Working together has always been a real strength of the third sector in Scotland and we are seeing how much this matters to the people we support
In that same spirit of keeping people connected, we have strengthened our work with key partners, such as housing associations so our service users know where to go if they have concerns about things that aren’t exclusively health related. Working together has always been a real strength of the third sector in Scotland and we are seeing how much this matters to the people we support.
As Scotland now starts to gradually emerge from lockdown, there’s a real opportunity to think about how we can harness the feeling of kindness and solidarity that’s been evident during this tough time. The importance of good mental health and wellbeing has really cut through with Scots and both these are vital to ensuring people living with and at risk of HIV and hepatitis C can live well.

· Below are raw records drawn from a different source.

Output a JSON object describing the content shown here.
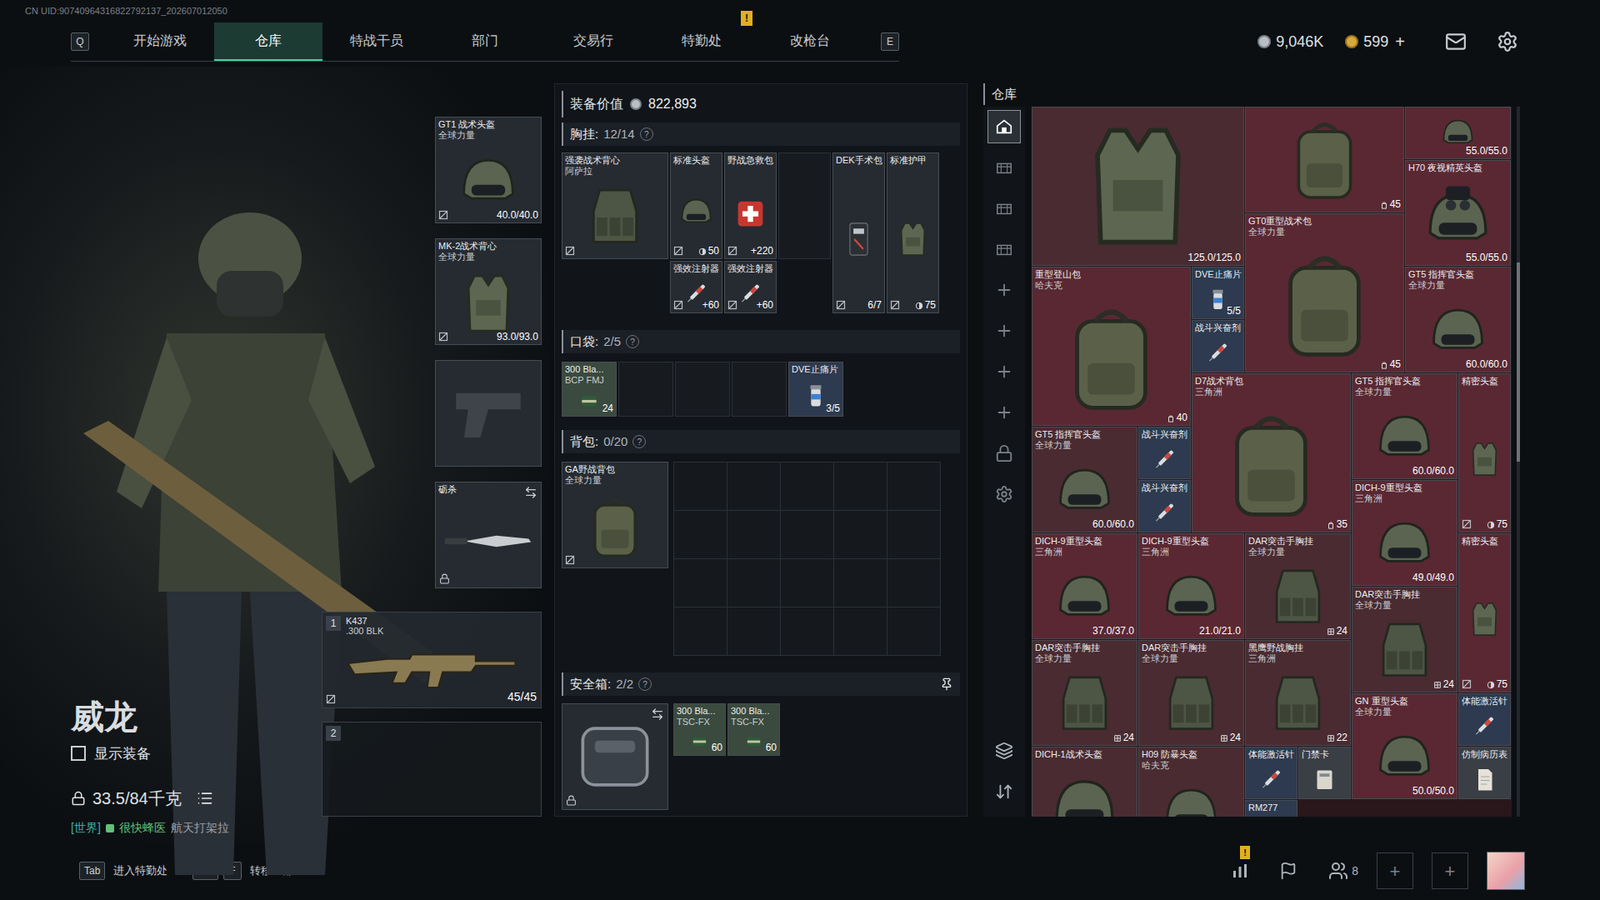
{
  "uid": "CN UID:90740964316822792137_202607012050",
  "nav": {
    "prev_key": "Q",
    "next_key": "E",
    "alert_mark": "!",
    "tabs": [
      {
        "label": "开始游戏",
        "selected": false,
        "alert": false
      },
      {
        "label": "仓库",
        "selected": true,
        "alert": false
      },
      {
        "label": "特战干员",
        "selected": false,
        "alert": false
      },
      {
        "label": "部门",
        "selected": false,
        "alert": false
      },
      {
        "label": "交易行",
        "selected": false,
        "alert": false
      },
      {
        "label": "特勤处",
        "selected": false,
        "alert": true
      },
      {
        "label": "改枪台",
        "selected": false,
        "alert": false
      }
    ]
  },
  "currency": {
    "coins": "9,046K",
    "gold": "599",
    "add": "+"
  },
  "character": {
    "name": "威龙",
    "show_gear": {
      "label": "显示装备",
      "checked": false
    },
    "weight": "33.5/84千克",
    "chat": {
      "channel": "[世界]",
      "user": "很快蜂医",
      "message": "航天打架拉"
    }
  },
  "gear_slots": [
    {
      "kind": "helmet",
      "name": "GT1 战术头盔",
      "faction": "全球力量",
      "value": "40.0/40.0",
      "bound": true,
      "empty": false,
      "locked": false,
      "swappable": false
    },
    {
      "kind": "armor",
      "name": "MK-2战术背心",
      "faction": "全球力量",
      "value": "93.0/93.0",
      "bound": true,
      "empty": false,
      "locked": false,
      "swappable": false
    },
    {
      "kind": "pistol",
      "empty": true,
      "bound": false,
      "locked": false,
      "swappable": false
    },
    {
      "kind": "knife",
      "name": "砺杀",
      "empty": false,
      "bound": false,
      "locked": true,
      "swappable": true
    }
  ],
  "weapons": [
    {
      "slot": "1",
      "name": "K437",
      "caliber": ".300 BLK",
      "ammo": "45/45",
      "bound": true,
      "empty": false
    },
    {
      "slot": "2",
      "empty": true,
      "bound": false
    }
  ],
  "loadout": {
    "value_label": "装备价值",
    "value": "822,893",
    "rig": {
      "title": "胸挂:",
      "count": "12/14",
      "help": "?",
      "container": {
        "kind": "rig",
        "name": "强袭战术背心",
        "faction": "阿萨拉",
        "bound": true
      },
      "items": [
        {
          "kind": "helmet",
          "name": "标准头盔",
          "value": "50",
          "badge": "shield",
          "bound": true
        },
        {
          "kind": "medkit",
          "name": "野战急救包",
          "value": "+220",
          "badge": "none",
          "bound": true
        },
        {
          "kind": "empty"
        },
        {
          "kind": "surgery",
          "name": "DEK手术包",
          "value": "6/7",
          "badge": "none",
          "bound": true
        },
        {
          "kind": "armor",
          "name": "标准护甲",
          "value": "75",
          "badge": "shield",
          "bound": true
        },
        {
          "kind": "stim",
          "name": "强效注射器",
          "value": "+60",
          "badge": "none",
          "bound": true
        },
        {
          "kind": "stim",
          "name": "强效注射器",
          "value": "+60",
          "badge": "none",
          "bound": true
        }
      ]
    },
    "pockets": {
      "title": "口袋:",
      "count": "2/5",
      "help": "?",
      "items": [
        {
          "kind": "ammo",
          "name": "300 Bla...",
          "faction": "BCP FMJ",
          "value": "24",
          "badge": "none",
          "bound": false,
          "color": "#3a4a3e"
        },
        {
          "kind": "empty"
        },
        {
          "kind": "empty"
        },
        {
          "kind": "empty"
        },
        {
          "kind": "pill",
          "name": "DVE止痛片",
          "value": "3/5",
          "badge": "none",
          "bound": false,
          "color": "#2d3a4f"
        }
      ]
    },
    "backpack": {
      "title": "背包:",
      "count": "0/20",
      "help": "?",
      "container": {
        "kind": "backpack",
        "name": "GA野战背包",
        "faction": "全球力量",
        "bound": true
      },
      "cells": 20
    },
    "safe": {
      "title": "安全箱:",
      "count": "2/2",
      "help": "?",
      "pinned": true,
      "container": {
        "kind": "safe",
        "locked": true,
        "swappable": true
      },
      "items": [
        {
          "kind": "ammo",
          "name": "300 Bla...",
          "faction": "TSC-FX",
          "value": "60",
          "badge": "none",
          "bound": false,
          "color": "#3a4a3e"
        },
        {
          "kind": "ammo",
          "name": "300 Bla...",
          "faction": "TSC-FX",
          "value": "60",
          "badge": "none",
          "bound": false,
          "color": "#3a4a3e"
        }
      ]
    }
  },
  "warehouse": {
    "title": "仓库",
    "sidebar": [
      {
        "kind": "home",
        "selected": true
      },
      {
        "kind": "box",
        "selected": false
      },
      {
        "kind": "box",
        "selected": false
      },
      {
        "kind": "box",
        "selected": false
      },
      {
        "kind": "add",
        "selected": false
      },
      {
        "kind": "add",
        "selected": false
      },
      {
        "kind": "add",
        "selected": false
      },
      {
        "kind": "add",
        "selected": false
      },
      {
        "kind": "lock",
        "selected": false
      },
      {
        "kind": "settings",
        "selected": false
      }
    ],
    "tools": [
      {
        "kind": "layers"
      },
      {
        "kind": "sort"
      }
    ],
    "scroll": {
      "offset": 0.22,
      "size": 0.28
    },
    "items": [
      {
        "kind": "armor",
        "value": "125.0/125.0",
        "badge": "none",
        "bound": false,
        "color": "#4a2b31"
      },
      {
        "kind": "backpack",
        "value": "45",
        "badge": "bag",
        "bound": false,
        "color": "#5a2832"
      },
      {
        "kind": "helmet",
        "value": "55.0/55.0",
        "badge": "none",
        "bound": false,
        "color": "#5a2832"
      },
      {
        "kind": "nvg",
        "name": "H70 夜视精英头盔",
        "value": "55.0/55.0",
        "badge": "none",
        "bound": false,
        "color": "#5a2832"
      },
      {
        "kind": "backpack",
        "name": "GT0重型战术包",
        "faction": "全球力量",
        "value": "45",
        "badge": "bag",
        "bound": false,
        "color": "#5a2832"
      },
      {
        "kind": "backpack",
        "name": "重型登山包",
        "faction": "哈夫克",
        "value": "40",
        "badge": "bag",
        "bound": false,
        "color": "#5a2832"
      },
      {
        "kind": "pill",
        "name": "DVE止痛片",
        "value": "5/5",
        "badge": "none",
        "bound": false,
        "color": "#2d3a4f"
      },
      {
        "kind": "stim",
        "name": "战斗兴奋剂",
        "bound": false,
        "color": "#2d3a4f"
      },
      {
        "kind": "helmet",
        "name": "GT5 指挥官头盔",
        "faction": "全球力量",
        "value": "60.0/60.0",
        "badge": "none",
        "bound": false,
        "color": "#5a2832"
      },
      {
        "kind": "backpack",
        "name": "D7战术背包",
        "faction": "三角洲",
        "value": "35",
        "badge": "bag",
        "bound": false,
        "color": "#5a2832"
      },
      {
        "kind": "helmet",
        "name": "GT5 指挥官头盔",
        "faction": "全球力量",
        "value": "60.0/60.0",
        "badge": "none",
        "bound": false,
        "color": "#5a2832"
      },
      {
        "kind": "armor",
        "name": "精密头盔",
        "value": "75",
        "badge": "shield",
        "bound": true,
        "color": "#5a2832"
      },
      {
        "kind": "helmet",
        "name": "GT5 指挥官头盔",
        "faction": "全球力量",
        "value": "60.0/60.0",
        "badge": "none",
        "bound": false,
        "color": "#4a2b31"
      },
      {
        "kind": "stim",
        "name": "战斗兴奋剂",
        "bound": false,
        "color": "#2d3a4f"
      },
      {
        "kind": "stim",
        "name": "战斗兴奋剂",
        "bound": false,
        "color": "#2d3a4f"
      },
      {
        "kind": "helmet",
        "name": "DICH-9重型头盔",
        "faction": "三角洲",
        "value": "49.0/49.0",
        "badge": "none",
        "bound": false,
        "color": "#5a2832"
      },
      {
        "kind": "helmet",
        "name": "DICH-9重型头盔",
        "faction": "三角洲",
        "value": "37.0/37.0",
        "badge": "none",
        "bound": false,
        "color": "#5a2832"
      },
      {
        "kind": "helmet",
        "name": "DICH-9重型头盔",
        "faction": "三角洲",
        "value": "21.0/21.0",
        "badge": "none",
        "bound": false,
        "color": "#5a2832"
      },
      {
        "kind": "rig",
        "name": "DAR突击手胸挂",
        "faction": "全球力量",
        "value": "24",
        "badge": "grid",
        "bound": false,
        "color": "#4a2b31"
      },
      {
        "kind": "armor",
        "name": "精密头盔",
        "value": "75",
        "badge": "shield",
        "bound": true,
        "color": "#5a2832"
      },
      {
        "kind": "rig",
        "name": "DAR突击手胸挂",
        "faction": "全球力量",
        "value": "24",
        "badge": "grid",
        "bound": false,
        "color": "#4a2b31"
      },
      {
        "kind": "rig",
        "name": "DAR突击手胸挂",
        "faction": "全球力量",
        "value": "24",
        "badge": "grid",
        "bound": false,
        "color": "#4a2b31"
      },
      {
        "kind": "rig",
        "name": "DAR突击手胸挂",
        "faction": "全球力量",
        "value": "24",
        "badge": "grid",
        "bound": false,
        "color": "#4a2b31"
      },
      {
        "kind": "rig",
        "name": "黑鹰野战胸挂",
        "faction": "三角洲",
        "value": "22",
        "badge": "grid",
        "bound": false,
        "color": "#4a2b31"
      },
      {
        "kind": "helmet",
        "name": "GN 重型头盔",
        "faction": "全球力量",
        "value": "50.0/50.0",
        "badge": "none",
        "bound": false,
        "color": "#5a2832"
      },
      {
        "kind": "stim",
        "name": "体能激活针",
        "bound": false,
        "color": "#2d3a4f"
      },
      {
        "kind": "helmet",
        "name": "DICH-1战术头盔",
        "bound": false,
        "color": "#4a2b31"
      },
      {
        "kind": "helmet",
        "name": "H09 防暴头盔",
        "faction": "哈夫克",
        "bound": false,
        "color": "#4a2b31"
      },
      {
        "kind": "stim",
        "name": "体能激活针",
        "bound": false,
        "color": "#2d3a4f"
      },
      {
        "kind": "ammo",
        "name": "RM277",
        "bound": false,
        "color": "#2d3a4f"
      },
      {
        "kind": "card",
        "name": "门禁卡",
        "bound": false,
        "color": "#3a3e45"
      },
      {
        "kind": "doc",
        "name": "仿制病历表",
        "bound": false,
        "color": "#3a3e45"
      }
    ]
  },
  "bottom_bar": {
    "hints": [
      {
        "keys": [
          "Tab"
        ],
        "label": "进入特勤处"
      },
      {
        "keys": [
          "Ctrl",
          "F"
        ],
        "label": "转移全部"
      }
    ],
    "alert_mark": "!",
    "tools": [
      {
        "kind": "stats",
        "alert": true
      },
      {
        "kind": "flag",
        "alert": false
      }
    ],
    "friends": "8",
    "slots": [
      "+",
      "+"
    ]
  }
}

Stigma and discrimination continue to be real barriers for people to come forward and get tested – that’s something we’re determined to change but everyone has a part to play in doing this. From the language they use to knowing the facts about HIV and hepatitis C, all can make a real difference to the lives of people we support.
These few months have seen huge changes in the way we work, some of which we hope will be temporary, others we will continue with, such as tackling digital poverty. We’ve made huge advances in treatment and support available for people living with HIV and hepatitis C, but for some of our most vulnerable services users, we’ve never been more needed and we will continue to be there for them.
Alan Eagleson is Scotland Hub Manager for the Terrence Higgins Trust. For information on services and support available from Terrence Higgins Trust visit tht.org.uk/scotland